# Static Fields and Inheritance

Someone asked me recently to find out the real reason why the code from this thread fails. This is a fairly bad code, and not even a very good way to point out the problem. But the question is nonetheless interesting.

class Toto extends TotoParent{ final static Toto a = new Toto (“a”); public Toto(String a){  super(a); }}import java.util.ArrayList;import java.util.List;public abstract class TotoParent { static List list = new ArrayList();  public TotoParent(String a) {  list.add(a); } protected static List get() {  return list;   }}import org.junit.Test;import static org.junit.Assert.*;public class TotoTest { @Test public void testGet(){  assertEquals(1, Toto.get().size()); }}
I am quite used to static initialization, and would have answered the same as the first answer in the thread:
“Get is static and associated with TotoParent, so that is the same as calling TotoParent.get().size()”. I would have even thought that the compiler would compile the call Toto.get() to TotoParent.get(). But running javap, you can see it is still compiled as TotoParent.get(). So there is still a lookup done. This is why the first answer is actually not that correct.

The important bit here is that Toto is never initialized, even if we call Toto.get(). The java specs (invaluable reference) explains clearly that calling a static method not declared in the class does not initialize the class.

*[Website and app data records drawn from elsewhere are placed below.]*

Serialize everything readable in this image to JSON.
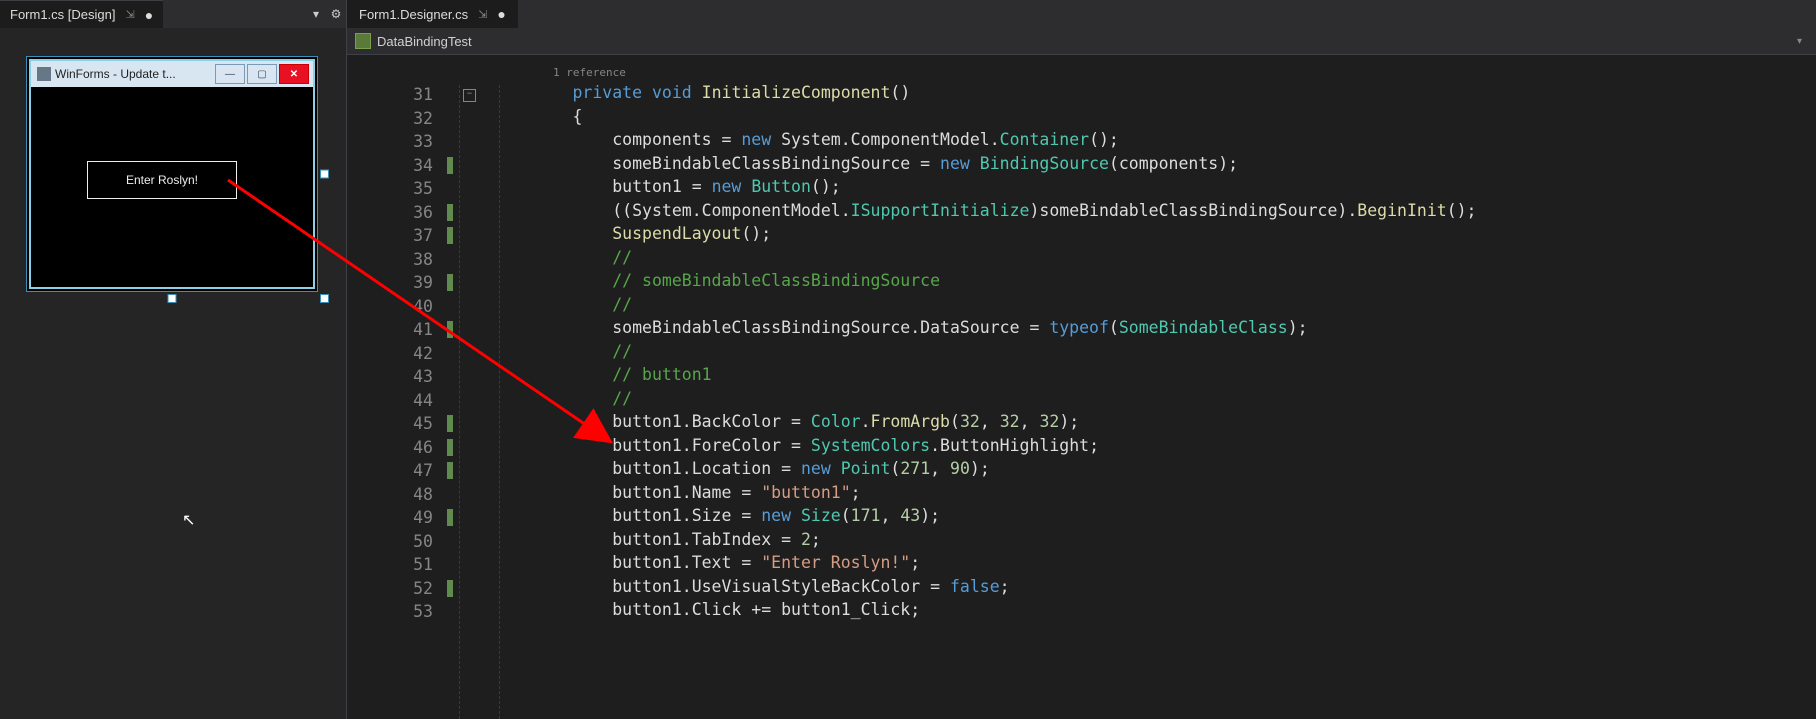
{
  "left": {
    "tab": {
      "label": "Form1.cs [Design]",
      "pinned_glyph": "⇲",
      "dirty_glyph": "●"
    },
    "tools": {
      "dropdown_glyph": "▾",
      "gear_glyph": "⚙"
    },
    "winform": {
      "title": "WinForms - Update t...",
      "button_text": "Enter Roslyn!",
      "min_glyph": "—",
      "max_glyph": "▢",
      "close_glyph": "✕"
    }
  },
  "right": {
    "tab": {
      "label": "Form1.Designer.cs",
      "pinned_glyph": "⇲",
      "dirty_glyph": "●"
    },
    "navbar": {
      "namespace": "DataBindingTest",
      "combo_glyph": "▾"
    },
    "codelens": "1 reference",
    "fold_glyph": "−",
    "lines": [
      {
        "n": 31,
        "m": false
      },
      {
        "n": 32,
        "m": false
      },
      {
        "n": 33,
        "m": false
      },
      {
        "n": 34,
        "m": true
      },
      {
        "n": 35,
        "m": false
      },
      {
        "n": 36,
        "m": true
      },
      {
        "n": 37,
        "m": true
      },
      {
        "n": 38,
        "m": false
      },
      {
        "n": 39,
        "m": true
      },
      {
        "n": 40,
        "m": false
      },
      {
        "n": 41,
        "m": true
      },
      {
        "n": 42,
        "m": false
      },
      {
        "n": 43,
        "m": false
      },
      {
        "n": 44,
        "m": false
      },
      {
        "n": 45,
        "m": true
      },
      {
        "n": 46,
        "m": true
      },
      {
        "n": 47,
        "m": true
      },
      {
        "n": 48,
        "m": false
      },
      {
        "n": 49,
        "m": true
      },
      {
        "n": 50,
        "m": false
      },
      {
        "n": 51,
        "m": false
      },
      {
        "n": 52,
        "m": true
      },
      {
        "n": 53,
        "m": false
      }
    ],
    "code": {
      "l31": {
        "indent": "        ",
        "tokens": [
          {
            "t": "private ",
            "c": "kw"
          },
          {
            "t": "void ",
            "c": "kw"
          },
          {
            "t": "InitializeComponent",
            "c": "mtd"
          },
          {
            "t": "()",
            "c": "pun"
          }
        ]
      },
      "l32": {
        "indent": "        ",
        "tokens": [
          {
            "t": "{",
            "c": "pun"
          }
        ]
      },
      "l33": {
        "indent": "            ",
        "tokens": [
          {
            "t": "components = ",
            "c": "id"
          },
          {
            "t": "new ",
            "c": "kw"
          },
          {
            "t": "System.ComponentModel.",
            "c": "id"
          },
          {
            "t": "Container",
            "c": "typ"
          },
          {
            "t": "();",
            "c": "pun"
          }
        ]
      },
      "l34": {
        "indent": "            ",
        "tokens": [
          {
            "t": "someBindableClassBindingSource = ",
            "c": "id"
          },
          {
            "t": "new ",
            "c": "kw"
          },
          {
            "t": "BindingSource",
            "c": "typ"
          },
          {
            "t": "(components);",
            "c": "pun"
          }
        ]
      },
      "l35": {
        "indent": "            ",
        "tokens": [
          {
            "t": "button1 = ",
            "c": "id"
          },
          {
            "t": "new ",
            "c": "kw"
          },
          {
            "t": "Button",
            "c": "typ"
          },
          {
            "t": "();",
            "c": "pun"
          }
        ]
      },
      "l36": {
        "indent": "            ",
        "tokens": [
          {
            "t": "((System.ComponentModel.",
            "c": "pun"
          },
          {
            "t": "ISupportInitialize",
            "c": "typ"
          },
          {
            "t": ")someBindableClassBindingSource).",
            "c": "pun"
          },
          {
            "t": "BeginInit",
            "c": "mtd"
          },
          {
            "t": "();",
            "c": "pun"
          }
        ]
      },
      "l37": {
        "indent": "            ",
        "tokens": [
          {
            "t": "SuspendLayout",
            "c": "mtd"
          },
          {
            "t": "();",
            "c": "pun"
          }
        ]
      },
      "l38": {
        "indent": "            ",
        "tokens": [
          {
            "t": "// ",
            "c": "cmt"
          }
        ]
      },
      "l39": {
        "indent": "            ",
        "tokens": [
          {
            "t": "// someBindableClassBindingSource",
            "c": "cmt"
          }
        ]
      },
      "l40": {
        "indent": "            ",
        "tokens": [
          {
            "t": "// ",
            "c": "cmt"
          }
        ]
      },
      "l41": {
        "indent": "            ",
        "tokens": [
          {
            "t": "someBindableClassBindingSource.DataSource = ",
            "c": "id"
          },
          {
            "t": "typeof",
            "c": "kw"
          },
          {
            "t": "(",
            "c": "pun"
          },
          {
            "t": "SomeBindableClass",
            "c": "typ"
          },
          {
            "t": ");",
            "c": "pun"
          }
        ]
      },
      "l42": {
        "indent": "            ",
        "tokens": [
          {
            "t": "// ",
            "c": "cmt"
          }
        ]
      },
      "l43": {
        "indent": "            ",
        "tokens": [
          {
            "t": "// button1",
            "c": "cmt"
          }
        ]
      },
      "l44": {
        "indent": "            ",
        "tokens": [
          {
            "t": "// ",
            "c": "cmt"
          }
        ]
      },
      "l45": {
        "indent": "            ",
        "tokens": [
          {
            "t": "button1.BackColor = ",
            "c": "id"
          },
          {
            "t": "Color",
            "c": "typ"
          },
          {
            "t": ".",
            "c": "pun"
          },
          {
            "t": "FromArgb",
            "c": "mtd"
          },
          {
            "t": "(",
            "c": "pun"
          },
          {
            "t": "32",
            "c": "num"
          },
          {
            "t": ", ",
            "c": "pun"
          },
          {
            "t": "32",
            "c": "num"
          },
          {
            "t": ", ",
            "c": "pun"
          },
          {
            "t": "32",
            "c": "num"
          },
          {
            "t": ");",
            "c": "pun"
          }
        ]
      },
      "l46": {
        "indent": "            ",
        "tokens": [
          {
            "t": "button1.ForeColor = ",
            "c": "id"
          },
          {
            "t": "SystemColors",
            "c": "typ"
          },
          {
            "t": ".ButtonHighlight;",
            "c": "pun"
          }
        ]
      },
      "l47": {
        "indent": "            ",
        "tokens": [
          {
            "t": "button1.Location = ",
            "c": "id"
          },
          {
            "t": "new ",
            "c": "kw"
          },
          {
            "t": "Point",
            "c": "typ"
          },
          {
            "t": "(",
            "c": "pun"
          },
          {
            "t": "271",
            "c": "num"
          },
          {
            "t": ", ",
            "c": "pun"
          },
          {
            "t": "90",
            "c": "num"
          },
          {
            "t": ");",
            "c": "pun"
          }
        ]
      },
      "l48": {
        "indent": "            ",
        "tokens": [
          {
            "t": "button1.Name = ",
            "c": "id"
          },
          {
            "t": "\"button1\"",
            "c": "str"
          },
          {
            "t": ";",
            "c": "pun"
          }
        ]
      },
      "l49": {
        "indent": "            ",
        "tokens": [
          {
            "t": "button1.Size = ",
            "c": "id"
          },
          {
            "t": "new ",
            "c": "kw"
          },
          {
            "t": "Size",
            "c": "typ"
          },
          {
            "t": "(",
            "c": "pun"
          },
          {
            "t": "171",
            "c": "num"
          },
          {
            "t": ", ",
            "c": "pun"
          },
          {
            "t": "43",
            "c": "num"
          },
          {
            "t": ");",
            "c": "pun"
          }
        ]
      },
      "l50": {
        "indent": "            ",
        "tokens": [
          {
            "t": "button1.TabIndex = ",
            "c": "id"
          },
          {
            "t": "2",
            "c": "num"
          },
          {
            "t": ";",
            "c": "pun"
          }
        ]
      },
      "l51": {
        "indent": "            ",
        "tokens": [
          {
            "t": "button1.Text = ",
            "c": "id"
          },
          {
            "t": "\"Enter Roslyn!\"",
            "c": "str"
          },
          {
            "t": ";",
            "c": "pun"
          }
        ]
      },
      "l52": {
        "indent": "            ",
        "tokens": [
          {
            "t": "button1.UseVisualStyleBackColor = ",
            "c": "id"
          },
          {
            "t": "false",
            "c": "kw"
          },
          {
            "t": ";",
            "c": "pun"
          }
        ]
      },
      "l53": {
        "indent": "            ",
        "tokens": [
          {
            "t": "button1.Click += button1_Click;",
            "c": "id"
          }
        ]
      }
    }
  }
}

Calling Toto.get() is not exactly the same as calling TotoParent.get().
If TotoParent.get() called another TotoSuperParent.get():
Toto.get() -> TotoParent.get() -> TotoSuperParent.get()
We compile then later we change to make TotoParent have a specific implementation of get(). Toto will then be automatically aware of it, without even recompiling it.

http://java.sun.com/docs/books/jls/third_edition/html/execution.html
paragraph 12.4.1